By Joy Wiltermuth
Federal Reserve Chairman Jerome Powell has begun talking about a “softish landing” for the economy as the central bank squares off against high inflation by raising rates and cutting its nearly $9 trillion balance sheet.
But what if Powell instead retraces the policy steps of former Fed Chair Paul Volcker from 40 years ago in a quest to stamp out inflation, for good, even at the cost of an economic recession?
That’s a scenario that Societe Generale’s global quantitative research team studied in a client note Tuesday, now that an “inflation-fighting impulse” is in the air.
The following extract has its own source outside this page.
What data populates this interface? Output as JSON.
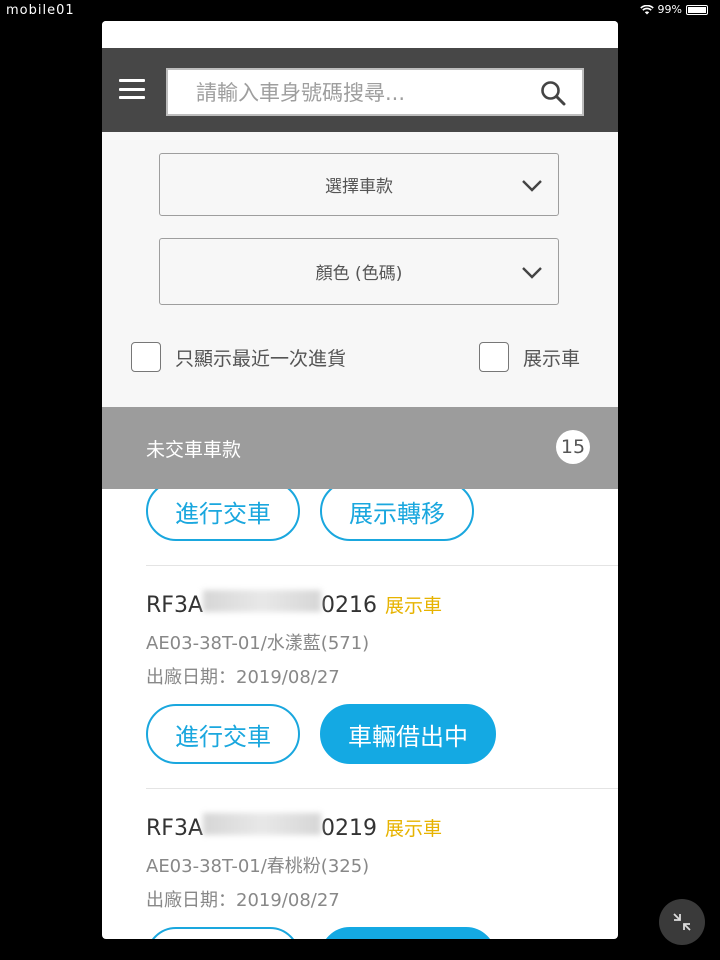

The team, led by the French bank’s head of North American quant research Solomon Tadesse, concluded that it could take another 9.25% (see chart) of monetary-policy tightening to stamp out inflation, should the Fed adopt a sole focus on containing inflation.
“Given that rates have already been tightened by 2.5%, another 9.25% of monetary tightening might be expected via policy rate hikes and an aggressive QT program,” the team wrote.
Specifically, that could mean a policy rate increase of 4.5% overall, plus a roughly $3.9 trillion reduction of its balance sheet , known as quantitative tightening, or “roughly equivalent to the net growth of the Fed’s balance sheet during the pandemic.”
On the flip side, if the Fed goes after a “growth-conscious tightening” cycle, one that aims to avoid a hard landing, the team sees little room left to tighten. In that scenario, policy is seen as peaking after 3% additional tightening, broken down into $1.8 trillion in balance-sheet reduction and only a further 25 to 50 basis points of rate hikes.
Stocks plunged Wednesday, with the Dow Jones Industrial Average (DOW:DJIA) tumbling nearly 1,200 point s. That added to a sharp fall this year for equities as the Fed has looked to cool inflation near levels last seen in the early 1980s. The S&P 500 index (S&P:SPX) was down 17.7% in 2022 through Wednesday, while the Dow was 13.3% lower and the Nasdaq Composite Index (NASDAQ:COMP) was down 27% for the same stretch.
“Should supply-chain bottlenecks ease over time, the degree of monetary tightening needed to contain inflation through demand destruction could turn out to be lower,” the Societe Generale team wrote.